Web page and app entries
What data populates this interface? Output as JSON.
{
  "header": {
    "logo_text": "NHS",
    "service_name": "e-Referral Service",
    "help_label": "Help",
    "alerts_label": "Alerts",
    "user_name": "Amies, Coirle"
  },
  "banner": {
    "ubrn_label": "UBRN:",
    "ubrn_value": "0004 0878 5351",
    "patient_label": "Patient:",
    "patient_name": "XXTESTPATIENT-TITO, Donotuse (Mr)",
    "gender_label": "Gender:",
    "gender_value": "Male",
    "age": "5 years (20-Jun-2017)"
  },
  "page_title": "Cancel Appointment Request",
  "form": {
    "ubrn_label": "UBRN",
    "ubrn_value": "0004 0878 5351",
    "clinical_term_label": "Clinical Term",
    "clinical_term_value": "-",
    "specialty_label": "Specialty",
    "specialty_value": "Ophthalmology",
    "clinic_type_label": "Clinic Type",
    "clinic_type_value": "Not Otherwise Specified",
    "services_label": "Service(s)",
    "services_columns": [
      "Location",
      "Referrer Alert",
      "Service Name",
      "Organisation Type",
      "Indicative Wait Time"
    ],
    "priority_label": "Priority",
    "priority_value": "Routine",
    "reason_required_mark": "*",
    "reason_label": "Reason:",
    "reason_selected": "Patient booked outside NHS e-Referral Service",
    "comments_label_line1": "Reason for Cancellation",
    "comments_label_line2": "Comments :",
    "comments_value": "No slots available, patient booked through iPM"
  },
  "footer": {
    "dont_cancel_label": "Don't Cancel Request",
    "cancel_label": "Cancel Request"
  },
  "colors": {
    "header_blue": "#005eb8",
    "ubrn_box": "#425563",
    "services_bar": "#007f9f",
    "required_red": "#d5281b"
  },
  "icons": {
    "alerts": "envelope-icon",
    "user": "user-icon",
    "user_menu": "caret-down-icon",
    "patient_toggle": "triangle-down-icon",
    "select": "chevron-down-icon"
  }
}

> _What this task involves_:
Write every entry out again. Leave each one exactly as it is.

> _Answer section_:
What data populates this interface? Output as JSON.
{
  "header": {
    "logo_text": "NHS",
    "service_name": "e-Referral Service",
    "help_label": "Help",
    "alerts_label": "Alerts",
    "user_name": "Amies, Coirle"
  },
  "banner": {
    "ubrn_label": "UBRN:",
    "ubrn_value": "0004 0878 5351",
    "patient_label": "Patient:",
    "patient_name": "XXTESTPATIENT-TITO, Donotuse (Mr)",
    "gender_label": "Gender:",
    "gender_value": "Male",
    "age": "5 years (20-Jun-2017)"
  },
  "page_title": "Cancel Appointment Request",
  "form": {
    "ubrn_label": "UBRN",
    "ubrn_value": "0004 0878 5351",
    "clinical_term_label": "Clinical Term",
    "clinical_term_value": "-",
    "specialty_label": "Specialty",
    "specialty_value": "Ophthalmology",
    "clinic_type_label": "Clinic Type",
    "clinic_type_value": "Not Otherwise Specified",
    "services_label": "Service(s)",
    "services_columns": [
      "Location",
      "Referrer Alert",
      "Service Name",
      "Organisation Type",
      "Indicative Wait Time"
    ],
    "priority_label": "Priority",
    "priority_value": "Routine",
    "reason_required_mark": "*",
    "reason_label": "Reason:",
    "reason_selected": "Patient booked outside NHS e-Referral Service",
    "comments_label_line1": "Reason for Cancellation",
    "comments_label_line2": "Comments :",
    "comments_value": "No slots available, patient booked through iPM"
  },
  "footer": {
    "dont_cancel_label": "Don't Cancel Request",
    "cancel_label": "Cancel Request"
  },
  "colors": {
    "header_blue": "#005eb8",
    "ubrn_box": "#425563",
    "services_bar": "#007f9f",
    "required_red": "#d5281b"
  },
  "icons": {
    "alerts": "envelope-icon",
    "user": "user-icon",
    "user_menu": "caret-down-icon",
    "patient_toggle": "triangle-down-icon",
    "select": "chevron-down-icon"
  }
}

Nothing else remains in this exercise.